On the way back we stopped off for dinner at a noodle shop and then wandered around to look at some shops, but things close down at around 7. Oops. We're going to check out the bar street in a bit to see if there's anything going on there. So we went back to the bus stop and checked out which line we wanted. Not sure which stop was closest to our hostel, we decided to go to the train station, which we knew was walking distance. We briefly debated if the bus was going the right way, but decided that they usually make loops and we were in no rush, so we got on and chatted, paying no attention to where the bus was going. Finally, everyone but us got off, and the driver started telling us that we needed to get off. We told her we wanted to go to the train station. She told us that that was the end of the line, and we had to go to the stop across the street. So, laughing, we got off at the very edge of town, with grey buildings and an almost deserted street as the sun was starting to set and waited with an old man at the other stop until the right bus came along and we took it to a stop right across the street from our hostel.

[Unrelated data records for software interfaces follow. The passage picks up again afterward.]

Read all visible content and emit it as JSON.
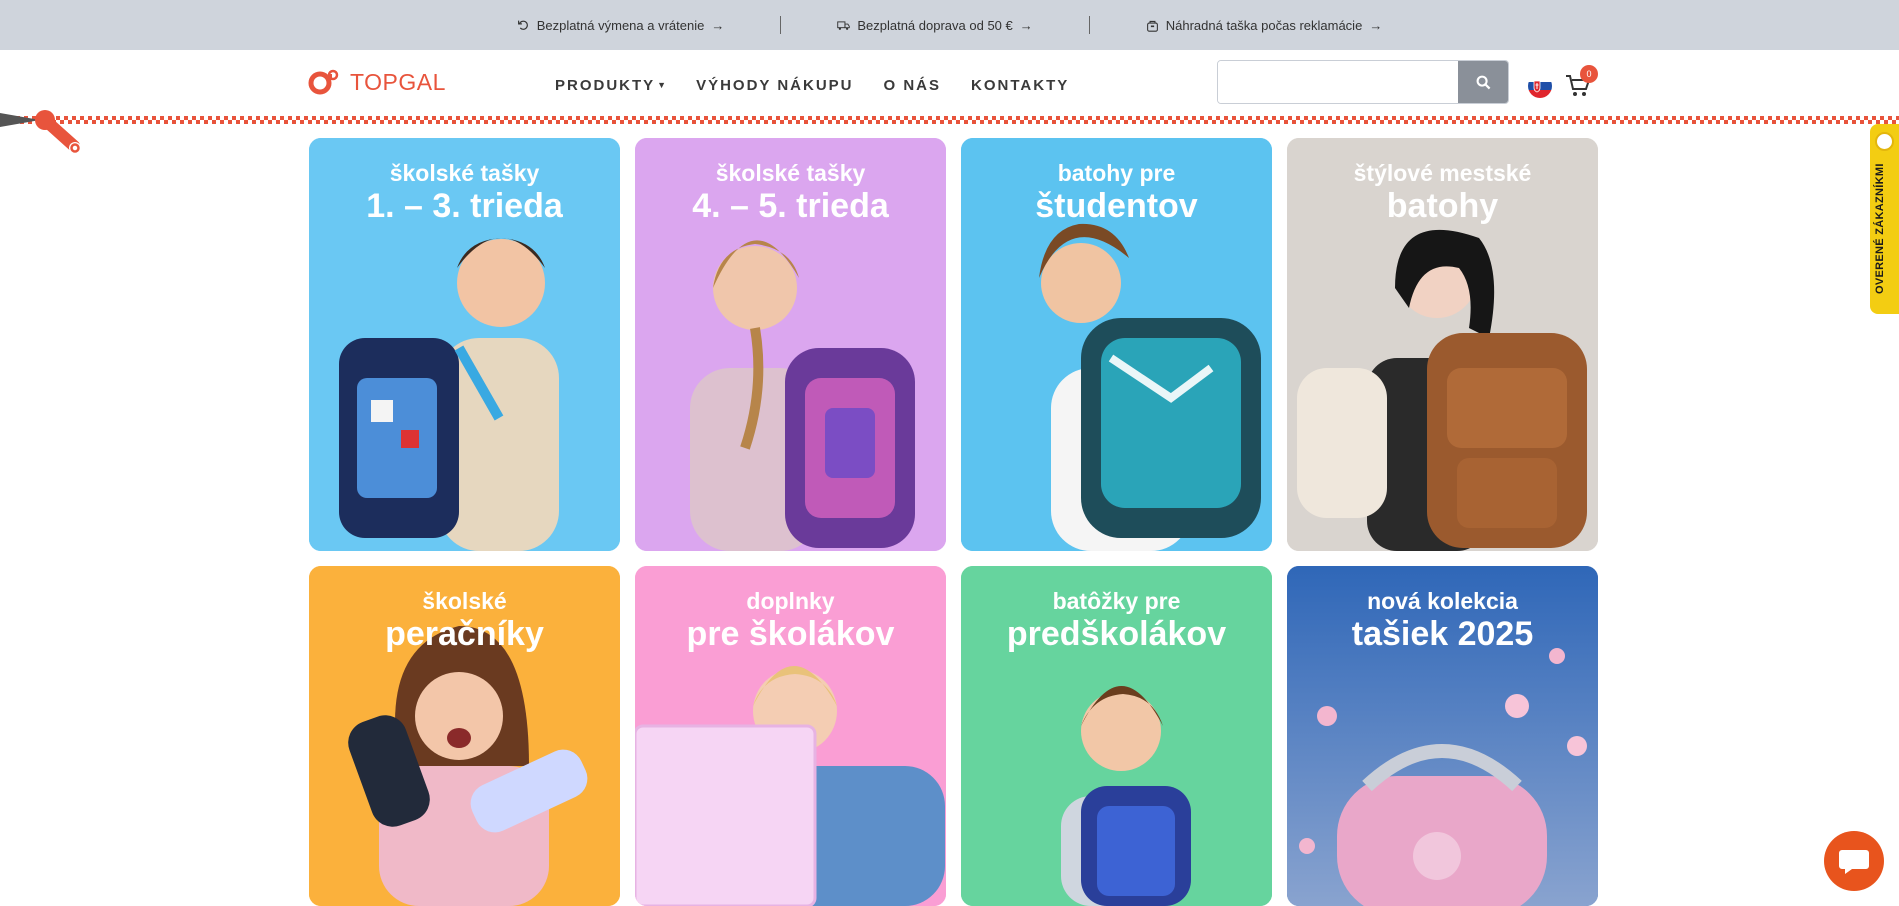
{
  "topbar": {
    "items": [
      {
        "icon": "return-icon",
        "label": "Bezplatná výmena a vrátenie"
      },
      {
        "icon": "truck-icon",
        "label": "Bezplatná doprava od 50 €"
      },
      {
        "icon": "bag-icon",
        "label": "Náhradná taška počas reklamácie"
      }
    ]
  },
  "header": {
    "logo_text": "TOPGAL",
    "nav": [
      "PRODUKTY",
      "VÝHODY NÁKUPU",
      "O NÁS",
      "KONTAKTY"
    ],
    "search_placeholder": "",
    "cart_count": "0"
  },
  "categories": [
    {
      "line1": "školské tašky",
      "line2": "1. – 3. trieda",
      "bg": "#5ec4f2"
    },
    {
      "line1": "školské tašky",
      "line2": "4. – 5. trieda",
      "bg": "#d9a2ee"
    },
    {
      "line1": "batohy pre",
      "line2": "študentov",
      "bg": "#59c2f0"
    },
    {
      "line1": "štýlové mestské",
      "line2": "batohy",
      "bg": "#d7d2cd"
    },
    {
      "line1": "školské",
      "line2": "peračníky",
      "bg": "#fbb03a"
    },
    {
      "line1": "doplnky",
      "line2": "pre školákov",
      "bg": "#f99bd3"
    },
    {
      "line1": "batôžky pre",
      "line2": "predškolákov",
      "bg": "#63d39b"
    },
    {
      "line1": "nová kolekcia",
      "line2": "tašiek 2025",
      "bg": "#3b6bb0"
    }
  ],
  "side_badge": {
    "label": "OVERENÉ ZÁKAZNÍKMI"
  },
  "colors": {
    "brand": "#e8543c",
    "topbar": "#cfd4dc",
    "badge": "#f3cd12"
  }
}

We went back to our room to drop our souveniers off and met the other girl who is staying there, a French woman probably our age who is studying Chinese in Beijing and, like us, came to Chengde to get away from the city for a bit. She got here yesterday and apparently had to spend the night in the train station because the hotel that her friend had booked for her wouldn't take foreigners (Tyler says it's something to do with foreign affairs) and she didn't find the hostel we're at until this morning. I have to admit, that would have been scary. Like I said, there are very few foreigners, and while locals have been extremely friendly so far, I feel like it makes us slightly better targets. She was alright with it though, and after her Chinese class is over for the summer she's planning to travel around China, making a loop out west, then down south, and finally back up to Beijing. It sounds awesome.
Since the hotel doesn't have wifi, we wandered down the street to an internet bar, which is where we are now. It's a small room that smells like cigarette smoke and is filled with people on computers. I asked for and paid for a computer on my own because Tyler knows I'm here to practice and only helps me by translating to English when people are talking too fast for me to keep up. I have to talk on my own. The man had no issues understanding me, though, and answered a couple of questions, even though I don't think I caught everything he said. One man was eavesdropping on us and was surprised that we spoke Chinese (he obviously didn't speak English). He asked where we were from and we told him to guess. He guessed Canada, which made us laugh, and then he guessed European. We hesitated, because we had considered pretending to be from someplace other than the US, and he moved on to Russia, but we told him that we were Spanish. He was reasonably shocked by that, although I'm not sure why that was more strange than Canada, and Tyler and I promptly ditched English for Spanish when we talked to each other.
So that is the story about how I wound up in an internet cafe in Chengde, surrounded by Chinese people who think I'm a Spaniard.